For most Indians, Samskrit comes with a built-in advantage. If you know any Indian language, and it is likely that you know more than one, then you already know several Samskrit words and are already familiar with the basics of Samskrit grammar. Over the past thirty centuries, Samskrit has contributed directly to the evolution of almost every Indian language currently in use.

Try listening to the Samskrit news on Doordarshan and All India Radio. You’ll be surprised at how much of it you can understand, even if you have never formally learned Samskrit.

So don’t you worry about how difficult you think it will be to learn Sanskrit. You are already using Samskrit without knowing it. You do not need to know Devanagari script, although it is preferable that you do. Samskrit speakers use Kannada, Telugu, Malayalam, Bengali and just about any Indian script they are comfortable with. Remember, Samskrit has always been a phonetic language, with much more emphasis on correct pronunciation than on the script used.

And, it’s not as if you are expected to study Samskrit for decades and become a Vedic scholar, though you can if you wish to. For most of us, even a working knowledge of Samskrit is enough to enjoy the richness of the language, for which just a few months of study will suffice. Since you know one or more Indian languages, you already have a head start.

Myth 2: Samskrit is meant for certain castes only.


Myth 3: Samskrit is a boring, ancient language and is only about old scriptures and mumbo-jumbo.

Once again, bullshit. That’s like saying that English is only about Shakespeare and the Canterbury Tales. There is no shortage of modern Samskrit literature, scientific publications, articles, fiction, non-fiction and poetry. No matter what your field of interest is, you will find a modern Samskrit publication in that field.

Myth 4: I’m not a Hindu. Samskrit is not my language.

So what if you’re not a Hindu? You’re still an Indian, aren’t you? Samskrit is not a “Hindu” language. It’s an Indian language. In fact, it is the Indian language, the progenitor of all other Indian languages. If you speak any Indian language, including Urdu, you are using Samskrit without knowing it, no matter what your religion is. So what’s the big deal about learning it formally?

I haven’t come across any Samskrit institution that turns away anyone who wishes to learn.

Myth 5: There is no practical use of learning Samskrit. What do I gain from it anyway?

Ah. The million-dollar question. What’s the point, what’s the use, what’s the benefit?

For starters, one does not learn a language solely in order to make money out of it. Not necessarily.

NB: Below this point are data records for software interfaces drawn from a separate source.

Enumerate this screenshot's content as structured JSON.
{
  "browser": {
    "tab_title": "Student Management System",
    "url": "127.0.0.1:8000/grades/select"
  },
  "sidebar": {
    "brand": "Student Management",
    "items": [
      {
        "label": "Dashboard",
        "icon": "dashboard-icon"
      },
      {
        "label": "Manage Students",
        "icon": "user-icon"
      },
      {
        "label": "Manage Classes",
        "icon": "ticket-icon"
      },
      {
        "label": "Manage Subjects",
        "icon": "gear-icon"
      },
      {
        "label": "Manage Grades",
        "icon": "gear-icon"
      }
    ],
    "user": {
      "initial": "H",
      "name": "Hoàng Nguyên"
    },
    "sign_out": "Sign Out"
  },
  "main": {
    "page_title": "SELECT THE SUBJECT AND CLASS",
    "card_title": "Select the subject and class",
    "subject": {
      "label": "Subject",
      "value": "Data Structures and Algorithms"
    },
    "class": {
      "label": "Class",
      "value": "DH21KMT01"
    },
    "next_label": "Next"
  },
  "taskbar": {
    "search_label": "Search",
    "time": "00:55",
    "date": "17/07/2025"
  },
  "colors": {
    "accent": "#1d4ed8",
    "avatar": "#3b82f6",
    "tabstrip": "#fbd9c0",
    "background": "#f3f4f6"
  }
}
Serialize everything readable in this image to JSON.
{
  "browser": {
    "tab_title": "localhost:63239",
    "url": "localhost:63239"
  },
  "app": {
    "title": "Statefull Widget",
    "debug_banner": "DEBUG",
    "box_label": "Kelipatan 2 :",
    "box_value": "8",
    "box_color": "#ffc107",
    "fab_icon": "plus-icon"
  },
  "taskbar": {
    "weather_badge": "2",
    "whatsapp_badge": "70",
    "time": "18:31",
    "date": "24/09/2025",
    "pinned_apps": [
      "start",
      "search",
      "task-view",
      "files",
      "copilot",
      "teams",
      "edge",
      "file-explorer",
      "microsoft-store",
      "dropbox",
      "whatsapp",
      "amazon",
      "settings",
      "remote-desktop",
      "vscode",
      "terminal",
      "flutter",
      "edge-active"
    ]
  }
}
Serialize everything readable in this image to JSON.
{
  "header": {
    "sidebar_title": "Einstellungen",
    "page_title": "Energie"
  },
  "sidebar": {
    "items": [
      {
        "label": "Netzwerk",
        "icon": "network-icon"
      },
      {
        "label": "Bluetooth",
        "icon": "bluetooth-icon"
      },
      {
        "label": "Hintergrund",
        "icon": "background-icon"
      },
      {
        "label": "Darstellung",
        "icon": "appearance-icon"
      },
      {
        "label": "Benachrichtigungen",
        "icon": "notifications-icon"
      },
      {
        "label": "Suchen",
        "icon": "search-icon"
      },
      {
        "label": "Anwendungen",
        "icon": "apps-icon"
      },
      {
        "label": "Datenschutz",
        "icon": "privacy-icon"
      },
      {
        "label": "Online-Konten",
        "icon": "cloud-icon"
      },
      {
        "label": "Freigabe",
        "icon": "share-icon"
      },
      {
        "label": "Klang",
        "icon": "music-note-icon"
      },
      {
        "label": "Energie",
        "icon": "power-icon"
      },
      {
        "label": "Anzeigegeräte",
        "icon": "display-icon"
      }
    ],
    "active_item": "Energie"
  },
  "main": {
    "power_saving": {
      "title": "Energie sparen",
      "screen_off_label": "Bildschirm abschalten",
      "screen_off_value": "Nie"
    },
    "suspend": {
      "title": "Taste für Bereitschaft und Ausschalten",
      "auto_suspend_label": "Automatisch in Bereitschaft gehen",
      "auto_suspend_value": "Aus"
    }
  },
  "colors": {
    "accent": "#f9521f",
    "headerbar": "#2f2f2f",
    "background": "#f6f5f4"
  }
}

That said, even if you want to learn Samskrit merely for personal gain, you will not be disappointed. No matter what troubles you – business, finance, management, science, philosophy, work, personal life, health – you will find the answers you seek in the Samskrit works of India.

So don’t bother about the material benefits of learning Samskrit. They are already available to you.

Myth 6: There are very few institutions that teach proper Samskrit.

Now that is so not true. There are many institutions that can teach you Samskrit, on-line and otherwise. From a basic working knowledge of Samskrit to PhD programs, you will find top-quality institutions across India, and in some countries outside it.

My Samskrit class, in session

My new friends in Samskrita Bharati have been teaching Samskrit to all sections of society since 1970. Check out their website here, and choose whatever course suits you. You will be taken aback at the absurdly low fees they charge. Samskrita Bharati regularly conducts 10-day courses in conversational Samskrit, utterly free of cost. That would be a good starting point for your journey into the world of Samskrit.

Across India, a silent renaissance is going on, in case you haven’t noticed. Thousands of Indians have committed themselves to the learning and propagation of Samskritam. And that includes Yours Truly.

I could not see any viable reason to not learn the language of the Gods – and several reasons why I should.

So stop making pathetic excuses and get off your backside, will you?

Pathatu Samskritham. Vadhatu Samskritham.

Cheers … Srini.